Heavy metal music by the likes of AC/DC, Rammstein and Slipknot was blasted out. There were 63 songs in a four-hour loop – and that’s how Dylan kept a check on the time.
During his two weeks there Dylan says he was Tasered several times.
In June, he and Paul were moved to a prison in Makiivka, where they were given toothbrushes and allowed to watch football.
There, they learned fellow hostages Aiden Aslin and Shaun Pinner had been sentenced to death. Dylan says: “I knew we were in a bad situation and the verdicts did not come as a surprise.
“Shaun is a good person to try and rationalise things with. Like me, he doesn’t really cry. We got through with the stereotypical British humour.”
But Paul – in a different cell – was “quiet and really struggling”, says Dylan.
On July 8 the pair were dragged to a prosecutor’s office and presented with charges of “mercenary activities”.
Dylan was told he faced 14 years in jail and the death penalty, while Paul faced seven years.
Held in a room full of armed guards, they signed a confession “to minimise risk to ourselves”, says Dylan.
They were still subjected to a beating. On their way back to jail, Paul was taken out of the van to be sick.
Dylan says: “They did something to make him scream for 10, 20 seconds. I don’t think I’ll ever hear someone scream like that again. That was the last time I saw Paul alive.”
Two days later, fellow Brit captive John Harding called for medical help as Paul began coughing and choking.
“At that point we said, ‘Paul’s dead’,” says Dylan. “I couldn’t take it in. He was a very good friend – I honestly would have swapped with him straight away.”
He says the beatings then stopped and the hostages were given salad and extra water.
Dylan and four others appeared in a “circus” court on August 15 where he switched his plea to not guilty to being a mercenary and “undergoing training to seize power by force”. The case was adjourned.
His lowest moment came before his release.
Fearing he was being driven to his death, Dylan was “cuffed, bagged and gagged” – struggling to breathe inside a vehicle with 20 others for 18 hours.
“I was given the best right hook to the face I have ever received in my life,” he shudders. “I thought we would end up in a ditch or mass grave somewhere.”

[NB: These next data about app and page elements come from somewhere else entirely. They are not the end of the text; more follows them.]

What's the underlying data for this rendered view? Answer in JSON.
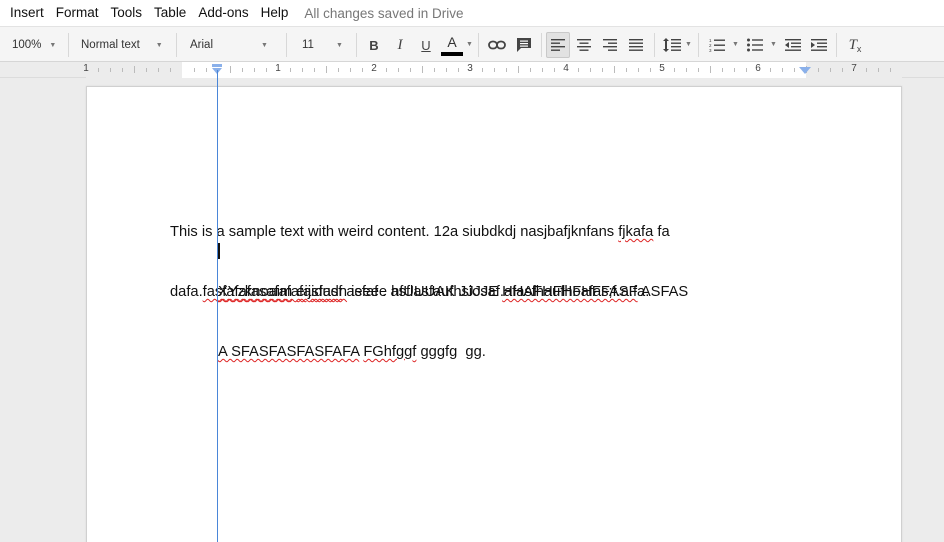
{
  "menu": {
    "items": [
      "Insert",
      "Format",
      "Tools",
      "Table",
      "Add-ons",
      "Help"
    ],
    "status": "All changes saved in Drive"
  },
  "toolbar": {
    "zoom": "100%",
    "style": "Normal text",
    "font": "Arial",
    "font_size": "11",
    "bold": "B",
    "italic": "I",
    "underline": "U",
    "text_color": "A",
    "clear_format": "T"
  },
  "ruler": {
    "numbers": [
      "1",
      "1",
      "2",
      "3",
      "4",
      "5",
      "6",
      "7"
    ]
  },
  "document": {
    "para1_line1": [
      "This is a sample text with weird content. 12a siubdkdj nasjbafjknfans ",
      "fjkafa",
      " fa"
    ],
    "para1_line2": [
      "dafa.",
      "fasfafafasafafafasfasf",
      " asfaf . asflasfaufhsiosaf.afasfhaufhoafas;f.a.fa."
    ],
    "para2_line1": [
      "",
      "XYzknoaim",
      " ",
      "eijidudn",
      " ieeee hfUUUAK JJJJE ",
      "HHAFHFHFHFFASF",
      " ASFAS"
    ],
    "para2_line2": [
      "A SFASFASFASFAFA",
      " ",
      "FGhfggf",
      " gggfg  gg."
    ]
  },
  "colors": {
    "accent": "#4a86d8",
    "spellcheck": "#dd2222"
  }
}
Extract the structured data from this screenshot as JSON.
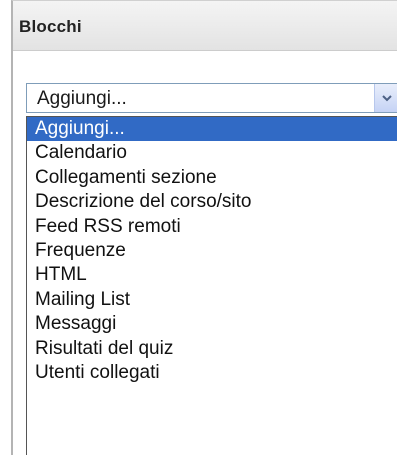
{
  "block": {
    "title": "Blocchi"
  },
  "add_select": {
    "value": "Aggiungi...",
    "arrow_icon": "chevron-down-icon"
  },
  "dropdown": {
    "selected_index": 0,
    "highlight_color": "#316ac5",
    "options": [
      "Aggiungi...",
      "Calendario",
      "Collegamenti sezione",
      "Descrizione del corso/sito",
      "Feed RSS remoti",
      "Frequenze",
      "HTML",
      "Mailing List",
      "Messaggi",
      "Risultati del quiz",
      "Utenti collegati"
    ]
  }
}
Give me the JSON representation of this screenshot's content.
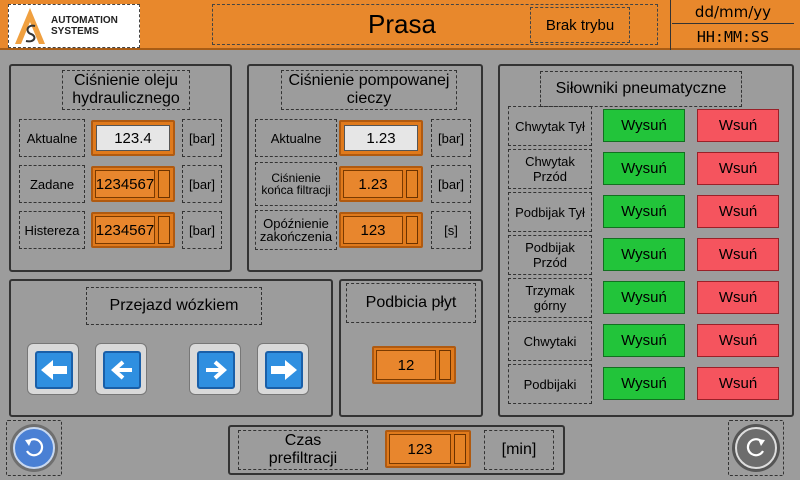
{
  "header": {
    "logo_line1": "AUTOMATION",
    "logo_line2": "SYSTEMS",
    "title": "Prasa",
    "mode": "Brak trybu",
    "date": "dd/mm/yy",
    "time": "HH:MM:SS"
  },
  "oil": {
    "title": "Ciśnienie oleju hydraulicznego",
    "rows": [
      {
        "label": "Aktualne",
        "value": "123.4",
        "unit": "[bar]"
      },
      {
        "label": "Zadane",
        "value": "1234567",
        "unit": "[bar]"
      },
      {
        "label": "Histereza",
        "value": "1234567",
        "unit": "[bar]"
      }
    ]
  },
  "liquid": {
    "title": "Ciśnienie pompowanej cieczy",
    "rows": [
      {
        "label": "Aktualne",
        "value": "1.23",
        "unit": "[bar]"
      },
      {
        "label": "Ciśnienie końca filtracji",
        "value": "1.23",
        "unit": "[bar]"
      },
      {
        "label": "Opóźnienie zakończenia",
        "value": "123",
        "unit": "[s]"
      }
    ]
  },
  "cart": {
    "title": "Przejazd wózkiem"
  },
  "plates": {
    "title": "Podbicia płyt",
    "value": "12"
  },
  "pneumatic": {
    "title": "Siłowniki pneumatyczne",
    "extend_label": "Wysuń",
    "retract_label": "Wsuń",
    "rows": [
      {
        "label": "Chwytak Tył"
      },
      {
        "label": "Chwytak Przód"
      },
      {
        "label": "Podbijak Tył"
      },
      {
        "label": "Podbijak Przód"
      },
      {
        "label": "Trzymak górny"
      },
      {
        "label": "Chwytaki"
      },
      {
        "label": "Podbijaki"
      }
    ]
  },
  "prefiltration": {
    "label": "Czas prefiltracji",
    "value": "123",
    "unit": "[min]"
  },
  "icons": {
    "back": "undo-icon",
    "forward": "redo-icon",
    "arrows": [
      "arrow-left-fast-icon",
      "arrow-left-icon",
      "arrow-right-icon",
      "arrow-right-fast-icon"
    ]
  },
  "colors": {
    "accent": "#e8882c",
    "green": "#22c43a",
    "red": "#f5545e",
    "blue": "#2f8fe0"
  }
}
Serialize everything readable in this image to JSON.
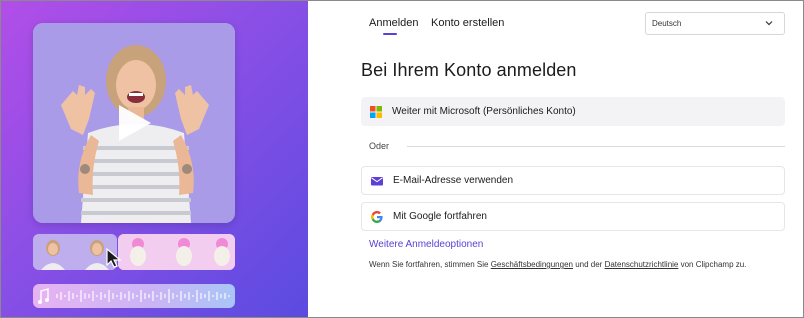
{
  "tabs": {
    "signin": "Anmelden",
    "create": "Konto erstellen"
  },
  "language": {
    "selected": "Deutsch"
  },
  "title": "Bei Ihrem Konto anmelden",
  "buttons": {
    "microsoft": "Weiter mit Microsoft (Persönliches Konto)",
    "email": "E-Mail-Adresse verwenden",
    "google": "Mit Google fortfahren"
  },
  "separator": "Oder",
  "more_options": "Weitere Anmeldeoptionen",
  "legal": {
    "prefix": "Wenn Sie fortfahren, stimmen Sie ",
    "terms": "Geschäftsbedingungen",
    "middle": " und der ",
    "privacy": "Datenschutzrichtlinie",
    "suffix": " von Clipchamp zu."
  },
  "colors": {
    "accent": "#5b3fd6",
    "panel_gradient_start": "#b24ee8",
    "panel_gradient_end": "#5a4be0"
  },
  "icons": {
    "play": "play-icon",
    "microsoft": "microsoft-logo-icon",
    "email": "mail-icon",
    "google": "google-logo-icon",
    "chevron": "chevron-down-icon",
    "music": "music-note-icon"
  }
}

Instead, he, John, Shaun, Aiden and fellow Brit Andrew Hill found themselves at a Russian airstrip where representatives from Saudi Arabia said they were safe.
They were joined on a flight out by ex-Chelsea owner Roman Abramovich, said to have helped broker their release.
They travelled via Saudi to Heathrow.
Reunited with his parents and labradoodle Arthur, Dylan is slowly processing his ordeal.
He tells us: “I can’t shake the sense of hyper awareness. I spent five months noticing every little change – so I’m struggling to sleep.”
He will see Chelsea and Courtney again at Paul’s funeral. And he adds: “I’ll definitely stay in touch.
“This is not over for them or any of us – they’re going through something completely different and I can only try to help them.”